Task details >>
What lines of the data below include the word "Shot"? Report them by copying each.

(Data records)
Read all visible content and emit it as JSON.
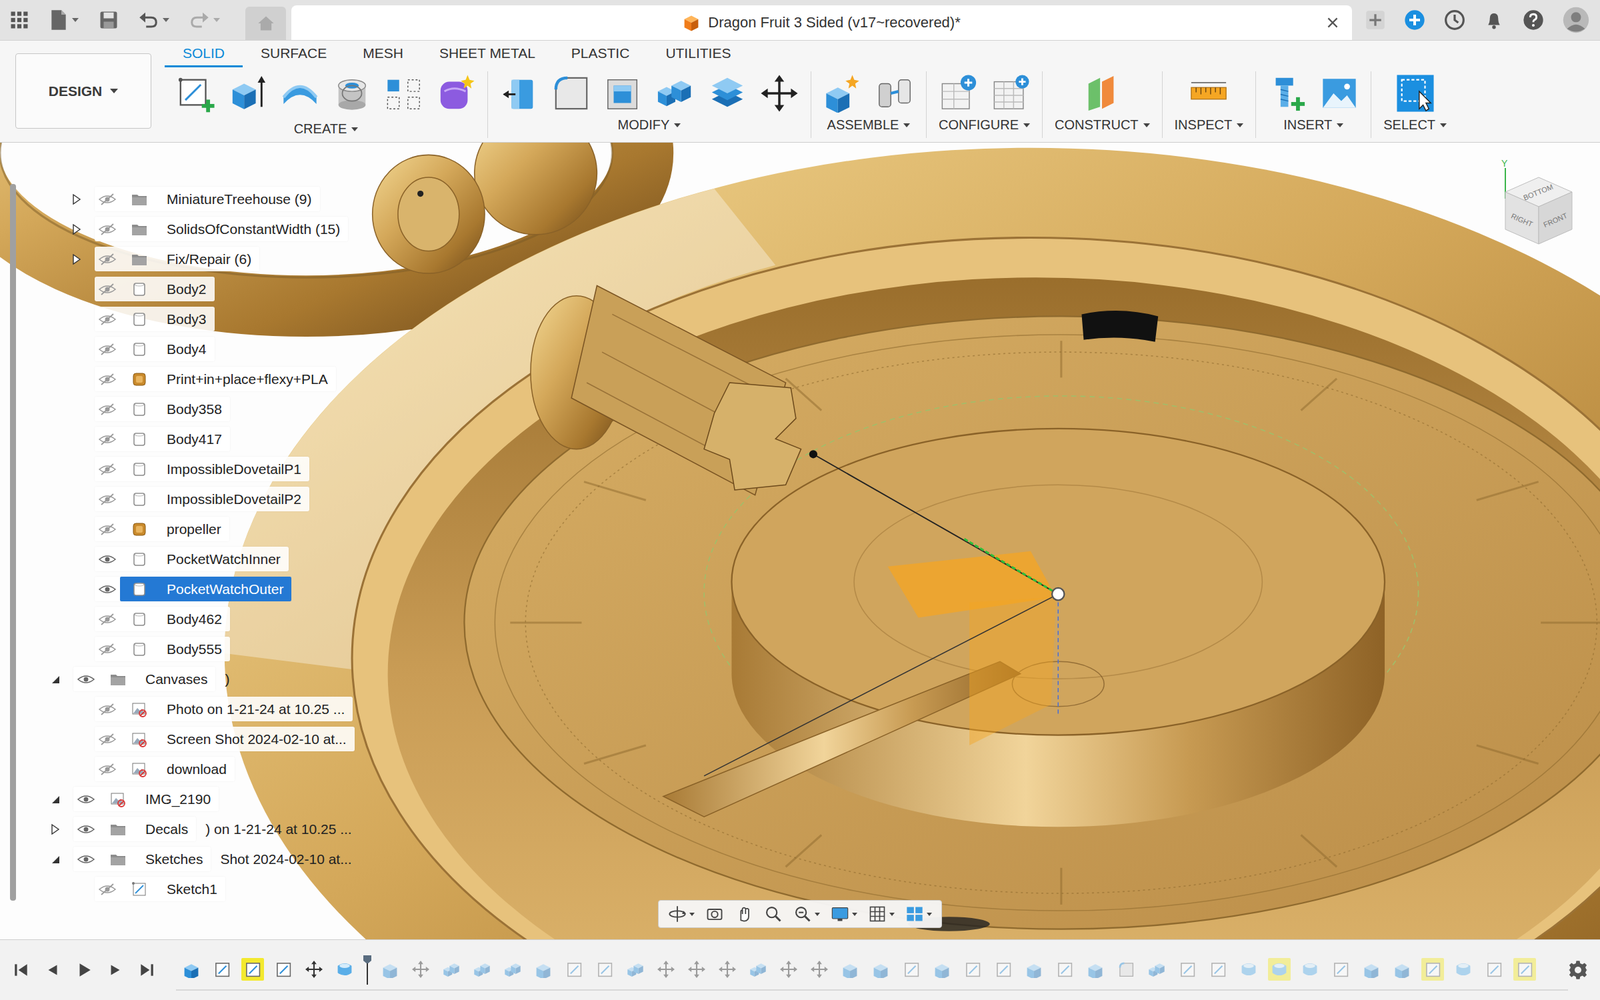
{
  "window": {
    "title": "Dragon Fruit 3 Sided (v17~recovered)*"
  },
  "workspace": {
    "label": "DESIGN"
  },
  "tabs": [
    {
      "label": "SOLID",
      "selected": true
    },
    {
      "label": "SURFACE",
      "selected": false
    },
    {
      "label": "MESH",
      "selected": false
    },
    {
      "label": "SHEET METAL",
      "selected": false
    },
    {
      "label": "PLASTIC",
      "selected": false
    },
    {
      "label": "UTILITIES",
      "selected": false
    }
  ],
  "tool_groups": [
    {
      "label": "CREATE",
      "tools": [
        {
          "kind": "sketch"
        },
        {
          "kind": "extrude"
        },
        {
          "kind": "revolve"
        },
        {
          "kind": "hole"
        },
        {
          "kind": "pattern"
        },
        {
          "kind": "form"
        }
      ]
    },
    {
      "label": "MODIFY",
      "tools": [
        {
          "kind": "presspull"
        },
        {
          "kind": "fillet"
        },
        {
          "kind": "shell"
        },
        {
          "kind": "combine"
        },
        {
          "kind": "offset"
        },
        {
          "kind": "move"
        }
      ]
    },
    {
      "label": "ASSEMBLE",
      "tools": [
        {
          "kind": "component"
        },
        {
          "kind": "joint"
        }
      ]
    },
    {
      "label": "CONFIGURE",
      "tools": [
        {
          "kind": "configure"
        },
        {
          "kind": "table"
        }
      ]
    },
    {
      "label": "CONSTRUCT",
      "tools": [
        {
          "kind": "plane"
        }
      ]
    },
    {
      "label": "INSPECT",
      "tools": [
        {
          "kind": "measure"
        }
      ]
    },
    {
      "label": "INSERT",
      "tools": [
        {
          "kind": "derive"
        },
        {
          "kind": "image"
        }
      ]
    },
    {
      "label": "SELECT",
      "tools": [
        {
          "kind": "select"
        }
      ]
    }
  ],
  "browser": {
    "rows": [
      {
        "label": "MiniatureTreehouse (9)",
        "kind": "folder",
        "depth": 2,
        "expandable": true,
        "expanded": false,
        "visible": false,
        "selected": false,
        "ghost": ""
      },
      {
        "label": "SolidsOfConstantWidth (15)",
        "kind": "folder",
        "depth": 2,
        "expandable": true,
        "expanded": false,
        "visible": false,
        "selected": false,
        "ghost": ""
      },
      {
        "label": "Fix/Repair (6)",
        "kind": "folder",
        "depth": 2,
        "expandable": true,
        "expanded": false,
        "visible": false,
        "selected": false,
        "ghost": ""
      },
      {
        "label": "Body2",
        "kind": "body",
        "depth": 2,
        "expandable": false,
        "expanded": false,
        "visible": false,
        "selected": false,
        "ghost": ""
      },
      {
        "label": "Body3",
        "kind": "body",
        "depth": 2,
        "expandable": false,
        "expanded": false,
        "visible": false,
        "selected": false,
        "ghost": ""
      },
      {
        "label": "Body4",
        "kind": "body",
        "depth": 2,
        "expandable": false,
        "expanded": false,
        "visible": false,
        "selected": false,
        "ghost": ""
      },
      {
        "label": "Print+in+place+flexy+PLA",
        "kind": "component",
        "depth": 2,
        "expandable": false,
        "expanded": false,
        "visible": false,
        "selected": false,
        "ghost": ""
      },
      {
        "label": "Body358",
        "kind": "body",
        "depth": 2,
        "expandable": false,
        "expanded": false,
        "visible": false,
        "selected": false,
        "ghost": ""
      },
      {
        "label": "Body417",
        "kind": "body",
        "depth": 2,
        "expandable": false,
        "expanded": false,
        "visible": false,
        "selected": false,
        "ghost": ""
      },
      {
        "label": "ImpossibleDovetailP1",
        "kind": "body",
        "depth": 2,
        "expandable": false,
        "expanded": false,
        "visible": false,
        "selected": false,
        "ghost": ""
      },
      {
        "label": "ImpossibleDovetailP2",
        "kind": "body",
        "depth": 2,
        "expandable": false,
        "expanded": false,
        "visible": false,
        "selected": false,
        "ghost": ""
      },
      {
        "label": "propeller",
        "kind": "component",
        "depth": 2,
        "expandable": false,
        "expanded": false,
        "visible": false,
        "selected": false,
        "ghost": ""
      },
      {
        "label": "PocketWatchInner",
        "kind": "body",
        "depth": 2,
        "expandable": false,
        "expanded": false,
        "visible": true,
        "selected": false,
        "ghost": ""
      },
      {
        "label": "PocketWatchOuter",
        "kind": "body",
        "depth": 2,
        "expandable": false,
        "expanded": false,
        "visible": true,
        "selected": true,
        "ghost": ""
      },
      {
        "label": "Body462",
        "kind": "body",
        "depth": 2,
        "expandable": false,
        "expanded": false,
        "visible": false,
        "selected": false,
        "ghost": ""
      },
      {
        "label": "Body555",
        "kind": "body",
        "depth": 2,
        "expandable": false,
        "expanded": false,
        "visible": false,
        "selected": false,
        "ghost": ""
      },
      {
        "label": "Canvases",
        "kind": "folder",
        "depth": 1,
        "expandable": true,
        "expanded": true,
        "visible": true,
        "selected": false,
        "ghost": ")"
      },
      {
        "label": "Photo on 1-21-24 at 10.25 ...",
        "kind": "canvas",
        "depth": 2,
        "expandable": false,
        "expanded": false,
        "visible": false,
        "selected": false,
        "ghost": ""
      },
      {
        "label": "Screen Shot 2024-02-10 at...",
        "kind": "canvas",
        "depth": 2,
        "expandable": false,
        "expanded": false,
        "visible": false,
        "selected": false,
        "ghost": ""
      },
      {
        "label": "download",
        "kind": "canvas",
        "depth": 2,
        "expandable": false,
        "expanded": false,
        "visible": false,
        "selected": false,
        "ghost": ""
      },
      {
        "label": "IMG_2190",
        "kind": "canvas",
        "depth": 1,
        "expandable": true,
        "expanded": true,
        "visible": true,
        "selected": false,
        "ghost": ""
      },
      {
        "label": "Decals",
        "kind": "folder",
        "depth": 1,
        "expandable": true,
        "expanded": false,
        "visible": true,
        "selected": false,
        "ghost": ") on 1-21-24 at 10.25 ..."
      },
      {
        "label": "Sketches",
        "kind": "folder",
        "depth": 1,
        "expandable": true,
        "expanded": true,
        "visible": true,
        "selected": false,
        "ghost": "Shot 2024-02-10 at..."
      },
      {
        "label": "Sketch1",
        "kind": "sketch",
        "depth": 2,
        "expandable": false,
        "expanded": false,
        "visible": false,
        "selected": false,
        "ghost": ""
      }
    ]
  },
  "viewcube": {
    "faces": [
      "BOTTOM",
      "FRONT",
      "RIGHT"
    ],
    "axis": "Y"
  },
  "nav_tools": [
    {
      "kind": "orbit",
      "menu": true
    },
    {
      "kind": "look",
      "menu": false
    },
    {
      "kind": "pan",
      "menu": false
    },
    {
      "kind": "zoom",
      "menu": false
    },
    {
      "kind": "zoomwindow",
      "menu": true
    },
    {
      "kind": "display",
      "menu": true
    },
    {
      "kind": "grid",
      "menu": true
    },
    {
      "kind": "viewports",
      "menu": true
    }
  ],
  "timeline": {
    "items": [
      {
        "kind": "body",
        "highlighted": false,
        "active": true
      },
      {
        "kind": "sketch",
        "highlighted": false,
        "active": true
      },
      {
        "kind": "sketch",
        "highlighted": true,
        "active": true
      },
      {
        "kind": "sketch",
        "highlighted": false,
        "active": true
      },
      {
        "kind": "move",
        "highlighted": false,
        "active": true
      },
      {
        "kind": "shell",
        "highlighted": false,
        "active": true
      },
      {
        "kind": "marker",
        "highlighted": false,
        "active": true
      },
      {
        "kind": "body",
        "highlighted": false,
        "active": false
      },
      {
        "kind": "move",
        "highlighted": false,
        "active": false
      },
      {
        "kind": "combine",
        "highlighted": false,
        "active": false
      },
      {
        "kind": "combine",
        "highlighted": false,
        "active": false
      },
      {
        "kind": "combine",
        "highlighted": false,
        "active": false
      },
      {
        "kind": "body",
        "highlighted": false,
        "active": false
      },
      {
        "kind": "sketch",
        "highlighted": false,
        "active": false
      },
      {
        "kind": "sketch",
        "highlighted": false,
        "active": false
      },
      {
        "kind": "combine",
        "highlighted": false,
        "active": false
      },
      {
        "kind": "move",
        "highlighted": false,
        "active": false
      },
      {
        "kind": "move",
        "highlighted": false,
        "active": false
      },
      {
        "kind": "move",
        "highlighted": false,
        "active": false
      },
      {
        "kind": "combine",
        "highlighted": false,
        "active": false
      },
      {
        "kind": "move",
        "highlighted": false,
        "active": false
      },
      {
        "kind": "move",
        "highlighted": false,
        "active": false
      },
      {
        "kind": "body",
        "highlighted": false,
        "active": false
      },
      {
        "kind": "body",
        "highlighted": false,
        "active": false
      },
      {
        "kind": "sketch",
        "highlighted": false,
        "active": false
      },
      {
        "kind": "body",
        "highlighted": false,
        "active": false
      },
      {
        "kind": "sketch",
        "highlighted": false,
        "active": false
      },
      {
        "kind": "sketch",
        "highlighted": false,
        "active": false
      },
      {
        "kind": "body",
        "highlighted": false,
        "active": false
      },
      {
        "kind": "sketch",
        "highlighted": false,
        "active": false
      },
      {
        "kind": "body",
        "highlighted": false,
        "active": false
      },
      {
        "kind": "fillet",
        "highlighted": false,
        "active": false
      },
      {
        "kind": "combine",
        "highlighted": false,
        "active": false
      },
      {
        "kind": "sketch",
        "highlighted": false,
        "active": false
      },
      {
        "kind": "sketch",
        "highlighted": false,
        "active": false
      },
      {
        "kind": "shell",
        "highlighted": false,
        "active": false
      },
      {
        "kind": "shell",
        "highlighted": true,
        "active": false
      },
      {
        "kind": "shell",
        "highlighted": false,
        "active": false
      },
      {
        "kind": "sketch",
        "highlighted": false,
        "active": false
      },
      {
        "kind": "body",
        "highlighted": false,
        "active": false
      },
      {
        "kind": "body",
        "highlighted": false,
        "active": false
      },
      {
        "kind": "sketch",
        "highlighted": true,
        "active": false
      },
      {
        "kind": "shell",
        "highlighted": false,
        "active": false
      },
      {
        "kind": "sketch",
        "highlighted": false,
        "active": false
      },
      {
        "kind": "sketch",
        "highlighted": true,
        "active": false
      }
    ]
  }
}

The answer >>
        "label": "Screen Shot 2024-02-10 at...",
        "ghost": "Shot 2024-02-10 at..."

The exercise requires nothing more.